3
$\begingroup$

So, in the last couple of lectures of my complex analysis class we've proved some approximation theorems of holomorphic functions. Eventually, we showed the following propositions:

Theorem 1. Let $K\subset U\subseteq\mathbb{C}$, with $K$ compact and $U$ open. Then the following assertions are equivalent:

1) $K$ is $U$-convex.

2) Every holomorphic function in a neighborhood of $K$ can be uniformly approximated in $K$ by holomorphic functions in $U$.

3) Every holomorphic function in a neighborhood of $K$ can be uniformly approximated in $K$ by rational functions with poles outside of $U$.

Theorem 2. Let $G\subseteq \mathbb{C}$ be a region (open an connected). Then $G$ is simply connected if and only if every holomorphic function in $G$ can be locally uniformly approximated in $G$ by polynomials.

Where:

Definition Let $U\subset\mathbb{C}$ be an open set and $K\subset U$ compact. The $U$-convex hull (?), $\hat{K}_U$ of, $K$is the union of $K$ with every compactly contained connected component of $U\backslash K$. We say that $K$ u $U$-convex if $K = \hat{K}_U$.

Basically, $K$ is $U$-convex if it has no holes in $U$.

As we can see, both theorems relate the topology of a set ($K$ for the first Theorem and $G$ for the second) and the capacity we have to approximate functions in a given set, i.e. the density of certain family of functions in the set of holomorphic functions with a given domain.

Let $H(X)$ be the set of holomorphic functions over a set $X$. Then we can rephrase the previous theorems in the following way:

Theorem 1 Let $K\subset U\subseteq\mathbb{C}$, with $K$ compact and $U$ open. Then, the set of rational functions with poles outside of $U$ is dense in $H(K)$.

Theorem 2 Let $G\subseteq\mathbb{C}$ be a region. Then the polynomials are dense in $H(G)$ iff $G$ is simply connected.

So, my question is if there are more results of this sort which relate topological properties with the density of subsets in function spaces. For example, maybe we can say a set in the complex plane is compact iff we can approximate every holomorphic function in it with some kind of functions.

Also, I'd like to know if using these kind of ideas we can say something about more complex structures as Riemann surfaces or even complex manifolds (maybe say something about their (co)homology groups?).

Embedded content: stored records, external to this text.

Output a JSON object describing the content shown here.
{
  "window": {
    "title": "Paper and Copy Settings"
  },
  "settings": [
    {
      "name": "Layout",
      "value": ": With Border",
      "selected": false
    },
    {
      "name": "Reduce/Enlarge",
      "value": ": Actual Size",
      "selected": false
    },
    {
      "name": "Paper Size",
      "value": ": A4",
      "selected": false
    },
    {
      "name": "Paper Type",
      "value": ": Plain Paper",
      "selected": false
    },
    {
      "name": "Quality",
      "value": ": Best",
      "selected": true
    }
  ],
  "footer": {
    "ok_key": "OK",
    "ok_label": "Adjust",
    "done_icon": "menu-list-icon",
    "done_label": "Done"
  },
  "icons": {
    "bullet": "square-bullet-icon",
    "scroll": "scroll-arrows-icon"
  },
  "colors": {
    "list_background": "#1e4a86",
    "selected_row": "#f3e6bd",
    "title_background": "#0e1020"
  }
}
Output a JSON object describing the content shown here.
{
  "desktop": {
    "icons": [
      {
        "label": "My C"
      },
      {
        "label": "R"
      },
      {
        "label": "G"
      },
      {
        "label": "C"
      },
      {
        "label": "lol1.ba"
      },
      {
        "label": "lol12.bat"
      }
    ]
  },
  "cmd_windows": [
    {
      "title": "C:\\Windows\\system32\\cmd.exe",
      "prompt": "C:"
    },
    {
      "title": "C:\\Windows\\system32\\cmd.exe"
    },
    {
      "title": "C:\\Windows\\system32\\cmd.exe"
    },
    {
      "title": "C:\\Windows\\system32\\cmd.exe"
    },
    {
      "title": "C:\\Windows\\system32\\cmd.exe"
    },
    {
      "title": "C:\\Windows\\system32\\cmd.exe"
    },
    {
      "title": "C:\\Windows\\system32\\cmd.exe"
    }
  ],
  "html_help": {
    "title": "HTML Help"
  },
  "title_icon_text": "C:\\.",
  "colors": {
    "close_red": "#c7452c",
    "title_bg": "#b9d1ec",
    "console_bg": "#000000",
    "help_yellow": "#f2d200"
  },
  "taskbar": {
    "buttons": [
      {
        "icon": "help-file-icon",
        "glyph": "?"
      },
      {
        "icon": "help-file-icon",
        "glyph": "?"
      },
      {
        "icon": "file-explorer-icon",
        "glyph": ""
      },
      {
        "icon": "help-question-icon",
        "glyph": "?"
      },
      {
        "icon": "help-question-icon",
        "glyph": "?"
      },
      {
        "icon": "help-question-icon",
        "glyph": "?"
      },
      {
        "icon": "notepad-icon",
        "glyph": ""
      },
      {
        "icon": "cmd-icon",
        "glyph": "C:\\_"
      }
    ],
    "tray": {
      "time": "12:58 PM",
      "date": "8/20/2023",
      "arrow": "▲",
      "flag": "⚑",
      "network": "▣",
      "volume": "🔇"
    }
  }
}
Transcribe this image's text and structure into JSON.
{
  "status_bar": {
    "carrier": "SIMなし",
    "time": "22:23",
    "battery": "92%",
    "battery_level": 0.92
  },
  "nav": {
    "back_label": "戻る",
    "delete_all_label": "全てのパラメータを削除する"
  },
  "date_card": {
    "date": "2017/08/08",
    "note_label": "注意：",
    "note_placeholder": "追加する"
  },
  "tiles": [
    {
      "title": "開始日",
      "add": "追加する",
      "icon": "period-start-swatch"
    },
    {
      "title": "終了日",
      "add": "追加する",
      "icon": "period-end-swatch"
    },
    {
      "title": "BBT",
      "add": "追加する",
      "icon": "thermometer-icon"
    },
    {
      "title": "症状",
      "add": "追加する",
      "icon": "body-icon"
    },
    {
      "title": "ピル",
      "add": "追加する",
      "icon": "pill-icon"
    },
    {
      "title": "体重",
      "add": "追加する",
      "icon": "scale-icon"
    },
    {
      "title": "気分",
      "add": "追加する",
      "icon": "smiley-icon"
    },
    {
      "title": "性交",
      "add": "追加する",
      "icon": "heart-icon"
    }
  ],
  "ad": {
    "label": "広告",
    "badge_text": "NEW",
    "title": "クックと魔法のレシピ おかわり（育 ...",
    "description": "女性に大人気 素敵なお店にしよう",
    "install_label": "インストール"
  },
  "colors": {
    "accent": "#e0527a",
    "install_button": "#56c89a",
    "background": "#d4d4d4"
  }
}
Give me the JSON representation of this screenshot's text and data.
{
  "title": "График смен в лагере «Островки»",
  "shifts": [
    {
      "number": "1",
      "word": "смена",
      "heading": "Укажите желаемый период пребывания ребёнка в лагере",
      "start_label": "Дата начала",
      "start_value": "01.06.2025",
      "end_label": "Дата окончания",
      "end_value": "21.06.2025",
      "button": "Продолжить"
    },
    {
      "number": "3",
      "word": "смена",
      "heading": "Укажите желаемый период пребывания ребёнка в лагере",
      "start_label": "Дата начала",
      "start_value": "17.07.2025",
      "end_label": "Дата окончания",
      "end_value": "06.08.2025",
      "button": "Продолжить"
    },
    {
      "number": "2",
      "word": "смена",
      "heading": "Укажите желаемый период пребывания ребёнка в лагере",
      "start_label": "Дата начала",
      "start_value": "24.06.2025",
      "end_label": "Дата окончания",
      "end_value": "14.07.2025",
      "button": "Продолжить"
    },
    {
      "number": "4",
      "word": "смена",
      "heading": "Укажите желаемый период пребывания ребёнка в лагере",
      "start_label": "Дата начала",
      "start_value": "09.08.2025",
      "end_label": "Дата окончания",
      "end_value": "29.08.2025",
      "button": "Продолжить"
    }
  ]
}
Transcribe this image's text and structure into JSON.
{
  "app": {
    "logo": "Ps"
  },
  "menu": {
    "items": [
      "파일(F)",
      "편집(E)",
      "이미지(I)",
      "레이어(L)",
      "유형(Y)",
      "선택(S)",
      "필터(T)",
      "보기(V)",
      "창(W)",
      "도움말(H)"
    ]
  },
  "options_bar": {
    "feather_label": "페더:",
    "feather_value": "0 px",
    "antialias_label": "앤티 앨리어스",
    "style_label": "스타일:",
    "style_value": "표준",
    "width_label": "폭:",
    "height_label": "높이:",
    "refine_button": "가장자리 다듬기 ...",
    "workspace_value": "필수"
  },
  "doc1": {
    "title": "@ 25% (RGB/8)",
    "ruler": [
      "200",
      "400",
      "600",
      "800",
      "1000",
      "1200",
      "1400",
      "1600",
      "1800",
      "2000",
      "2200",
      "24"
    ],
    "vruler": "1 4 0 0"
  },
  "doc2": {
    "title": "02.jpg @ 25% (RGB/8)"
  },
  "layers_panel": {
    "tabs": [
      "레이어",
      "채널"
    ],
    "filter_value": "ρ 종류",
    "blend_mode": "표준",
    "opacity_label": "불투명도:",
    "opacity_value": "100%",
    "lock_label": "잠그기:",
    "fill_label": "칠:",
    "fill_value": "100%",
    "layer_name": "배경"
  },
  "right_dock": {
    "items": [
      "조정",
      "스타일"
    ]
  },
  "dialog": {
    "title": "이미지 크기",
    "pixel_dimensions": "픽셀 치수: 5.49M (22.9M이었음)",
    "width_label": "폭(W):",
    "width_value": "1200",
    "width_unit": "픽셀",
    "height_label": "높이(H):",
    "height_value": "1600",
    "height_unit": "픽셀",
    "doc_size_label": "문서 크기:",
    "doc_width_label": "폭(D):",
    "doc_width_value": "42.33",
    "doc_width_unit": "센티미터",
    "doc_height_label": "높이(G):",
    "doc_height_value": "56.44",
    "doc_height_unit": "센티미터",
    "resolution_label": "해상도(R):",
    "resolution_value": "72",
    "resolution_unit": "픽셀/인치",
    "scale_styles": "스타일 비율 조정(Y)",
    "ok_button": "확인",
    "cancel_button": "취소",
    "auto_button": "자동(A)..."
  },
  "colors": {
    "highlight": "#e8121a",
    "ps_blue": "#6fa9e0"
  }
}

$\endgroup$
  • 1
    $\begingroup$ In my last complex analysis course we did something around the theorems of Runge, which state almost the same as your theorems. Our script may help you a little, and I could send it to you if there is any possibility to get in contact with you. $\endgroup$ – sranthrop Nov 24 '14 at 4:42
  • $\begingroup$ That'd be great. How can I give you my e-mail? $\endgroup$ – hjhjhj57 Nov 24 '14 at 4:46
  • $\begingroup$ I have added a link to my website to my profile. You can contact me via the adress given there. But the script doesnt contain so much about Runges theorems, but perhaps the references may also help you. $\endgroup$ – sranthrop Nov 24 '14 at 4:50
  • $\begingroup$ Great, I already sent you an e-mail. $\endgroup$ – hjhjhj57 Nov 24 '14 at 4:54
  • $\begingroup$ I answered a couple of minutes ago, the script has 2MB, so it takes a while :) $\endgroup$ – sranthrop Nov 24 '14 at 5:05

Your Answer

By clicking “Post Your Answer”, you agree to our terms of service, privacy policy and cookie policy

Browse other questions tagged or ask your own question.